The Harvard Five was a group of architects that settled in New Canaan, Connecticut during the 1940s. Influenced by Walter Gropius, founder of the Bauhaus movement and head of the architecture program at Harvard, the Five – John Johansen, Marcel Breuer, Landis Gores, Philip Johnson and Eliot Noyes– made excellent contributions to modern architecture in New Canaan.
The homes that these architects created captured the zeitgeist of an era – the optimism, the innovation. Exposed steel beams, dramatic lines, and minimalistic details caused many of these homes to appear in stark contrast to the more bucolic, clapboard colonials that were commonplace in New Canaan. The use of transparent materials like plastic, or glass (most famously in the case of Philip Johnson’s home), served to take these stark forms and integrate them with the surrounding landscape, blurring the line between indoors and out.
They transcended the Traditional, using materials and forms that were unprecedented in architecture at the time. Yet they did not completely forget the precepts of Classical architecture, drawing from greats like Palladio, as evidenced by the beautiful symmetry found in Johansen’s 1957 Warner House, as well as its scaled-back decadence captured in its vaulted gold-leaf ceilings, terrazzo floors, and ebonized-wood cabinets.
New Canaan is recognized across the country for its many midcentury modern homes including the famous Johnson’s Glass House and the Landis Gores House. Four are listed on the U.S. National Register of Historic Places: the Landis Gores House, the Richard and Geraldine Hodgson House, the Philip Johnson Glass House, and the Noyes House. With many of the midcentury modern creations being threatened with demolition, or renovation without respect for a homes’ architectural roots, it is important to remember the artistry and contributions of the Harvard Five, as well as push for the preservation of these important pieces of architectural history.

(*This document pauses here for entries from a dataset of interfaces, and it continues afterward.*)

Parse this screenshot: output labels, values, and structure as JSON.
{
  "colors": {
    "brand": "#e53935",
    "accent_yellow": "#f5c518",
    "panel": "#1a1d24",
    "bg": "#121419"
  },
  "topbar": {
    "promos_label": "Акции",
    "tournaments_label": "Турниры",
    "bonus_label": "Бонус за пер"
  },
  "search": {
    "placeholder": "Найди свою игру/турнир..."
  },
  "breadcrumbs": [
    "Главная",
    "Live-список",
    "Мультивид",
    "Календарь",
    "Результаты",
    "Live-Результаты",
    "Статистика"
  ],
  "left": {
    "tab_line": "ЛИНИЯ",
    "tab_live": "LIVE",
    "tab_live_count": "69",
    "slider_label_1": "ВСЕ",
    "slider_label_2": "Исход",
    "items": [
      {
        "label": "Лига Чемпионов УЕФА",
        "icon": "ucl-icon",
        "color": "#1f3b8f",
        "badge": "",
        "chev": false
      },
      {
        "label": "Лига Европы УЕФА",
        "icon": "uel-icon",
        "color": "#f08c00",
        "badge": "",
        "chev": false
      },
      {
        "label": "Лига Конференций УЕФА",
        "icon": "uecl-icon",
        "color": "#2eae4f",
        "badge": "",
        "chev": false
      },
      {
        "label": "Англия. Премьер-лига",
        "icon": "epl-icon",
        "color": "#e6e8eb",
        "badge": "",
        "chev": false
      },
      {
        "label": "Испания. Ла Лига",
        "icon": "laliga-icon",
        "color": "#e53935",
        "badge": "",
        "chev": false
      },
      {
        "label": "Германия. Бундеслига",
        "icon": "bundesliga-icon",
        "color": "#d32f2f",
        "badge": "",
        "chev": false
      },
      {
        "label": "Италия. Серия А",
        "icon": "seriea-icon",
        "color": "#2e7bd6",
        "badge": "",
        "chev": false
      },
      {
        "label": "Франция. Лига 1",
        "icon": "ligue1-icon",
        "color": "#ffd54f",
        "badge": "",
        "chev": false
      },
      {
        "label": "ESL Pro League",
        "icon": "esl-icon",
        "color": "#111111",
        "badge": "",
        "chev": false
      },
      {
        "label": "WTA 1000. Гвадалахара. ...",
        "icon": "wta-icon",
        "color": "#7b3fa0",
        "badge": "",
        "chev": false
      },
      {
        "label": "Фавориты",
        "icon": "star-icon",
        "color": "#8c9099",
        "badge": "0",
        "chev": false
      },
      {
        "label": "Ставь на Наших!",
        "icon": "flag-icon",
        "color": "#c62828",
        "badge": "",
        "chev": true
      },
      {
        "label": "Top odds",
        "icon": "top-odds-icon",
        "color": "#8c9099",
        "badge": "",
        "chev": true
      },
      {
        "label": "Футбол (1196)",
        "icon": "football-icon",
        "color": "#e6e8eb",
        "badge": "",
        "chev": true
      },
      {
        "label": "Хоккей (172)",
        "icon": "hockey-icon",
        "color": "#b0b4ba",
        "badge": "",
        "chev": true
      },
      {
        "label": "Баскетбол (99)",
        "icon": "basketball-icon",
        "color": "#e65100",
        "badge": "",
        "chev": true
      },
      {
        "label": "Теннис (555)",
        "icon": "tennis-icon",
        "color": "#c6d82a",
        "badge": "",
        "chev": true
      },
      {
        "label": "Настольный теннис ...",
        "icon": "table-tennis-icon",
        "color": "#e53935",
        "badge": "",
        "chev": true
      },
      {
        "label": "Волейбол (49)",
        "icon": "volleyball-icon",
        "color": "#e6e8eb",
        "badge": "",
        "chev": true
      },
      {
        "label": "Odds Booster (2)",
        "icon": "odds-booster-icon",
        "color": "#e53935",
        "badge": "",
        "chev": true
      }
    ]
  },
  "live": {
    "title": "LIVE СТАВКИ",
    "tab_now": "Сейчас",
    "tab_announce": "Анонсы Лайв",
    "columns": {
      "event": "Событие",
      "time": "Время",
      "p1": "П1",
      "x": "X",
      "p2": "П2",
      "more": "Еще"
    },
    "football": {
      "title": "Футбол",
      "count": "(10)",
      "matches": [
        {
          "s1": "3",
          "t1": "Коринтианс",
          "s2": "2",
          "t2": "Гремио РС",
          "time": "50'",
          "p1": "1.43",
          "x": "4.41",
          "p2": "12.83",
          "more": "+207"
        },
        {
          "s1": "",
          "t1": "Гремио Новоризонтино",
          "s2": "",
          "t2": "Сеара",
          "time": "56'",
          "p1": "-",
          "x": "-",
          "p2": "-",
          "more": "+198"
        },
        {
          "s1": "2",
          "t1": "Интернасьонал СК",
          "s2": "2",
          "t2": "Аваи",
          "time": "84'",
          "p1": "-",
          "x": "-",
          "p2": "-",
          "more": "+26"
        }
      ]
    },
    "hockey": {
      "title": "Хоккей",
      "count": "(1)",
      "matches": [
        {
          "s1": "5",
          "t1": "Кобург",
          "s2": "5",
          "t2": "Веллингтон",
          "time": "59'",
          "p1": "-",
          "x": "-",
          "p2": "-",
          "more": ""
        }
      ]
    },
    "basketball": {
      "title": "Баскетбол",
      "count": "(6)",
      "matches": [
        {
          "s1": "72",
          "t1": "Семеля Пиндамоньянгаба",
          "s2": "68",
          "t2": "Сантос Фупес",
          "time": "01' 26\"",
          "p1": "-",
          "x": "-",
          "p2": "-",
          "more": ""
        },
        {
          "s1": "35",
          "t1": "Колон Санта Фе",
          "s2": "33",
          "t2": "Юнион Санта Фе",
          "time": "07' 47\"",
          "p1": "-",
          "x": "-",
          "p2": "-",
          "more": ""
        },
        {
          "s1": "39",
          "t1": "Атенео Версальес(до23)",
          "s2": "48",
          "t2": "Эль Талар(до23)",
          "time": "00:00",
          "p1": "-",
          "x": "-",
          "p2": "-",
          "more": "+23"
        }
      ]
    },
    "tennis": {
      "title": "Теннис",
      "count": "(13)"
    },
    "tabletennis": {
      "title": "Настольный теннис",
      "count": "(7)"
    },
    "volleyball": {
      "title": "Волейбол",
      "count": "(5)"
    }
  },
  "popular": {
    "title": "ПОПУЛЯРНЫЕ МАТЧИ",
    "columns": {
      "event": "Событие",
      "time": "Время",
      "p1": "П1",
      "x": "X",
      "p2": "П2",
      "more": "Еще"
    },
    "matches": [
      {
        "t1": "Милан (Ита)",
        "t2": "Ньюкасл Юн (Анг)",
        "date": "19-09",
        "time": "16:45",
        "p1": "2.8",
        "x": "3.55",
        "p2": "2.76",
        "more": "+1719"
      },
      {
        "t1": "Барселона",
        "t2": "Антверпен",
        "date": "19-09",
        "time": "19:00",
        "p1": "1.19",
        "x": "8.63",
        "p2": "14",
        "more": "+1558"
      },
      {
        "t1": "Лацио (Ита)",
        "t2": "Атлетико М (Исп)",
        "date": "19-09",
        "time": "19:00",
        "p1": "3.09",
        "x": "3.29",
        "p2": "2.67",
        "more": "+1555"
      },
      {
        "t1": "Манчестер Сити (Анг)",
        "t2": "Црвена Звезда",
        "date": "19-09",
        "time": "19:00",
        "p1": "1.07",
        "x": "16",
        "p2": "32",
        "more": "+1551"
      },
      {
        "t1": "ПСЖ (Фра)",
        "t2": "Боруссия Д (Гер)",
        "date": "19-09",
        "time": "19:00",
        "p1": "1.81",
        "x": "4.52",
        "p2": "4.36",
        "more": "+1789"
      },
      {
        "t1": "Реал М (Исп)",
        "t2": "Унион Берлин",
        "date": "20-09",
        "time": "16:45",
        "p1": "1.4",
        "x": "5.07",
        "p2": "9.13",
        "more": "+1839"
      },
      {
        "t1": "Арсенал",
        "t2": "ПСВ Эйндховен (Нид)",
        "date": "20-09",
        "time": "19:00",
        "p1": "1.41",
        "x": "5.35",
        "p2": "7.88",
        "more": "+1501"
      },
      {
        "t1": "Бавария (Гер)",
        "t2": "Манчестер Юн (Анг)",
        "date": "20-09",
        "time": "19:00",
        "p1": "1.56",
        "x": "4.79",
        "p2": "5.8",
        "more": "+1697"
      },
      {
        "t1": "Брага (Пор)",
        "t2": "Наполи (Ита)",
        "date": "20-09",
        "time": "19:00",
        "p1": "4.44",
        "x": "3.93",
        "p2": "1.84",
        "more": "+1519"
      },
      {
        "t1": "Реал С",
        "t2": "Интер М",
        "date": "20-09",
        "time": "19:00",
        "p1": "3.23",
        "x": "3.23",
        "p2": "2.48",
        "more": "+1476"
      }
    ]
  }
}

PS – Stay tuned for an upcoming blog on Johansen’s Bridge House.